• What to do: Extract all of the data and reproduce it precisely.
--
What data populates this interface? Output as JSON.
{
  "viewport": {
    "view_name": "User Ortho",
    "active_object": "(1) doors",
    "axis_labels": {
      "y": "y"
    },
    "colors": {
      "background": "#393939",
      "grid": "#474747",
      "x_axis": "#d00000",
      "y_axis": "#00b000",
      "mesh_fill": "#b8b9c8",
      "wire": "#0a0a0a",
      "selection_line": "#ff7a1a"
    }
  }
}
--
• Exercise answer:
What data populates this interface? Output as JSON.
{
  "viewport": {
    "view_name": "User Ortho",
    "active_object": "(1) doors",
    "axis_labels": {
      "y": "y"
    },
    "colors": {
      "background": "#393939",
      "grid": "#474747",
      "x_axis": "#d00000",
      "y_axis": "#00b000",
      "mesh_fill": "#b8b9c8",
      "wire": "#0a0a0a",
      "selection_line": "#ff7a1a"
    }
  }
}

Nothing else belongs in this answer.